**Input material**

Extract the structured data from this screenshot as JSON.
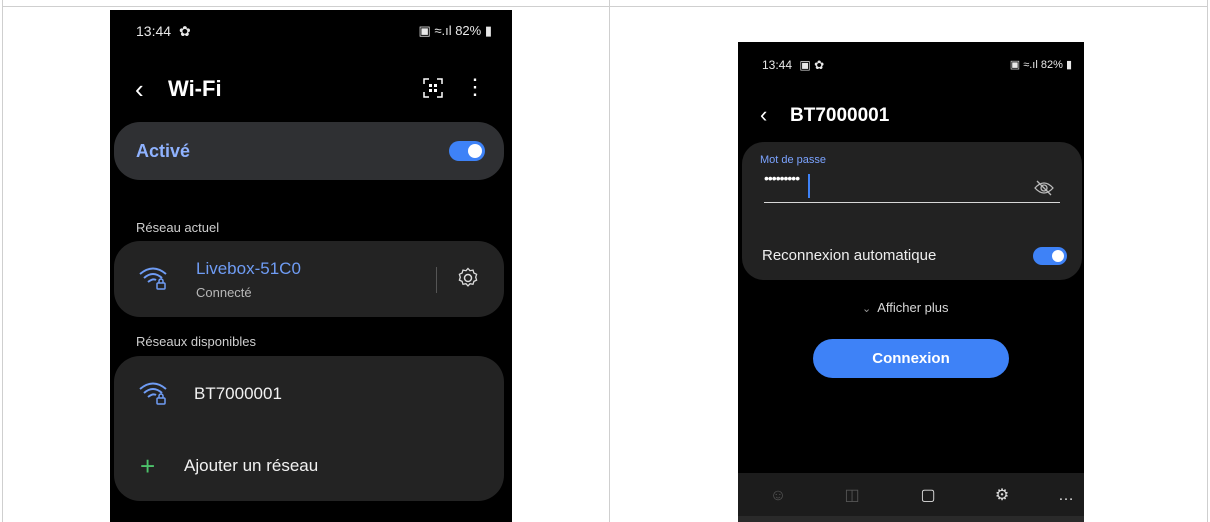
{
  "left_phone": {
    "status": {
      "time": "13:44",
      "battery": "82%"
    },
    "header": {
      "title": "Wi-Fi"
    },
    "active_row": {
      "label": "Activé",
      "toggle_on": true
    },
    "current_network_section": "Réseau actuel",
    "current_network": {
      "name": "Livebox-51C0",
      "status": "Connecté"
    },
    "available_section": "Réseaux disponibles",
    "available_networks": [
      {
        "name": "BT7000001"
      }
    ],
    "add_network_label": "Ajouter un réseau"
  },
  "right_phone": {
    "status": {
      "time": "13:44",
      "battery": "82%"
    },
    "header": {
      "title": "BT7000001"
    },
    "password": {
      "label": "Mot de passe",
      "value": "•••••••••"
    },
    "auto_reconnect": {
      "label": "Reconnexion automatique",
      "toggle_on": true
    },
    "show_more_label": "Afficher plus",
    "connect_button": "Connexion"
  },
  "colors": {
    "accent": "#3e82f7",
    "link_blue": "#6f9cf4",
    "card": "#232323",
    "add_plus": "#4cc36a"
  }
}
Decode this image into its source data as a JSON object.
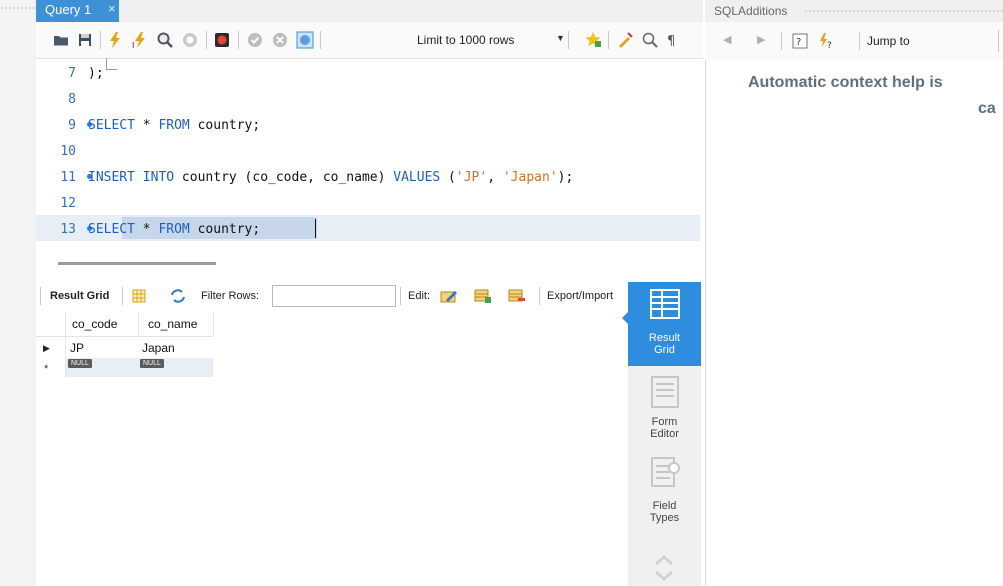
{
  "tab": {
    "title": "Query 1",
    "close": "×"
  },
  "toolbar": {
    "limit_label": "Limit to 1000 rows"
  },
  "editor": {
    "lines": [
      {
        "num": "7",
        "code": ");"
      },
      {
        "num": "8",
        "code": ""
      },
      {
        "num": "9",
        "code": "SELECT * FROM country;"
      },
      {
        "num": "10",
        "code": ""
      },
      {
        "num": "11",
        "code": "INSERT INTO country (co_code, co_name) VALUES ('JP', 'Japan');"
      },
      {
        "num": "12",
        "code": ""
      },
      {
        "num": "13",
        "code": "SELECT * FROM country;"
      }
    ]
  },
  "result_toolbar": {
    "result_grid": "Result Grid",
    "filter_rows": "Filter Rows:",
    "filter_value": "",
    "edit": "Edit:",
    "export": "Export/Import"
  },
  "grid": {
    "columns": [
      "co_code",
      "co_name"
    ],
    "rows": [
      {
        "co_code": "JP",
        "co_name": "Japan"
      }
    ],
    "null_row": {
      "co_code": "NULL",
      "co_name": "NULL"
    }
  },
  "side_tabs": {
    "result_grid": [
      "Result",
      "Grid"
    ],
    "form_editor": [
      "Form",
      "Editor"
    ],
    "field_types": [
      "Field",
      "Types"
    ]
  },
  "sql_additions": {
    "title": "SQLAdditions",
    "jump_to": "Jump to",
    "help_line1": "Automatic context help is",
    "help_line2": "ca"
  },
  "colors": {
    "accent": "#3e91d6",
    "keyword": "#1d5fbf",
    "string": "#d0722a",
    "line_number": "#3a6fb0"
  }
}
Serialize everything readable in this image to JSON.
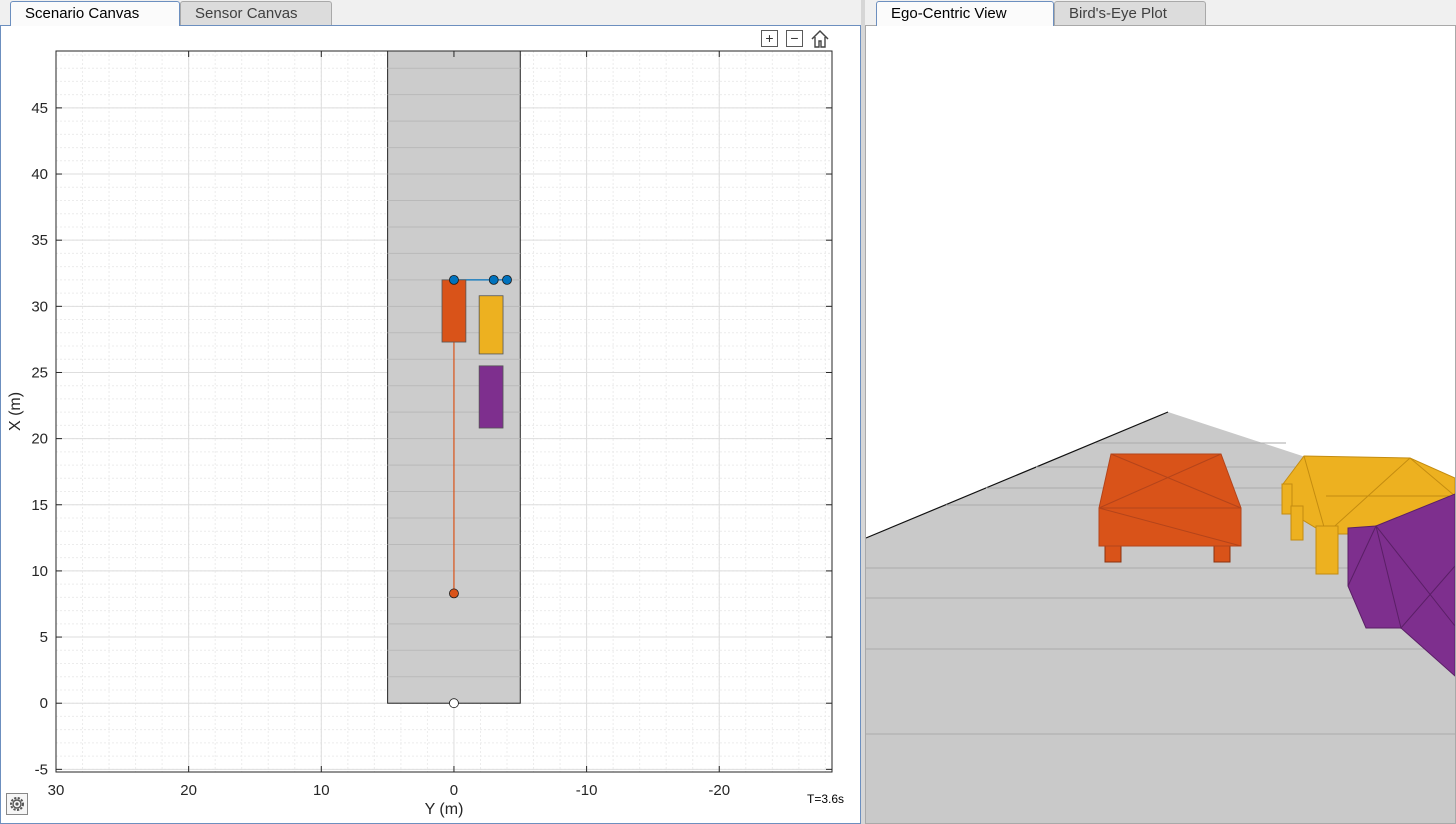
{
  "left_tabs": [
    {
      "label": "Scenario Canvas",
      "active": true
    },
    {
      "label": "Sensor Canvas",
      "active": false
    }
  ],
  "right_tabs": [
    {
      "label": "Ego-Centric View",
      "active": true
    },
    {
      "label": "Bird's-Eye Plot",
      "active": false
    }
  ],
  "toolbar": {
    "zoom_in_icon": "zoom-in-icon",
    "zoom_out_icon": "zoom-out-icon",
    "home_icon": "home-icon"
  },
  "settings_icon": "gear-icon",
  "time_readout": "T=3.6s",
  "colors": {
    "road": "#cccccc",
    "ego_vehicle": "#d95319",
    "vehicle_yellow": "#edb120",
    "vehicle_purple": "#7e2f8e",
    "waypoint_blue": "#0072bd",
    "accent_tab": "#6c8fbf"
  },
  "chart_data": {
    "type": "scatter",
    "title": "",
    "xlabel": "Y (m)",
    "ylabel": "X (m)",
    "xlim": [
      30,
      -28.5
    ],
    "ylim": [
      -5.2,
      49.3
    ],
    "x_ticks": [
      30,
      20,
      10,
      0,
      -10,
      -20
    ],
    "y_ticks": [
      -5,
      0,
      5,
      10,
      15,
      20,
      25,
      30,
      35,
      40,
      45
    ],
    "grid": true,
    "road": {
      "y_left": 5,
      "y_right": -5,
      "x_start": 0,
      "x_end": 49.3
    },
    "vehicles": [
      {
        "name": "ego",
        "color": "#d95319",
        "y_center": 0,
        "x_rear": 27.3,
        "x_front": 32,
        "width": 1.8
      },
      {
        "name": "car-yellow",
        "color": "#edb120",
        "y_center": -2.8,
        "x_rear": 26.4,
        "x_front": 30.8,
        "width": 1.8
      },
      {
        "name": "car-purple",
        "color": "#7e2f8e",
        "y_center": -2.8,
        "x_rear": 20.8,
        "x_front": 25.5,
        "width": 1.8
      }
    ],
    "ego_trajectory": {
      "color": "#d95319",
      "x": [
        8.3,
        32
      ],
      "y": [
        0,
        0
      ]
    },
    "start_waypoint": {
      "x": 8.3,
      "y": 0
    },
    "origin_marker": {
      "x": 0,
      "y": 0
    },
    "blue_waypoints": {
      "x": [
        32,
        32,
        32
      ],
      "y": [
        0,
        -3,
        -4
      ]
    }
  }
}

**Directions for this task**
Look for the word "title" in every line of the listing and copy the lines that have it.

**Exercise result**
      "title": "Wi-Fi"
      "title": "BT7000001"
    "title": "Query 1",
    "title": "SQLAdditions",
    "title": "",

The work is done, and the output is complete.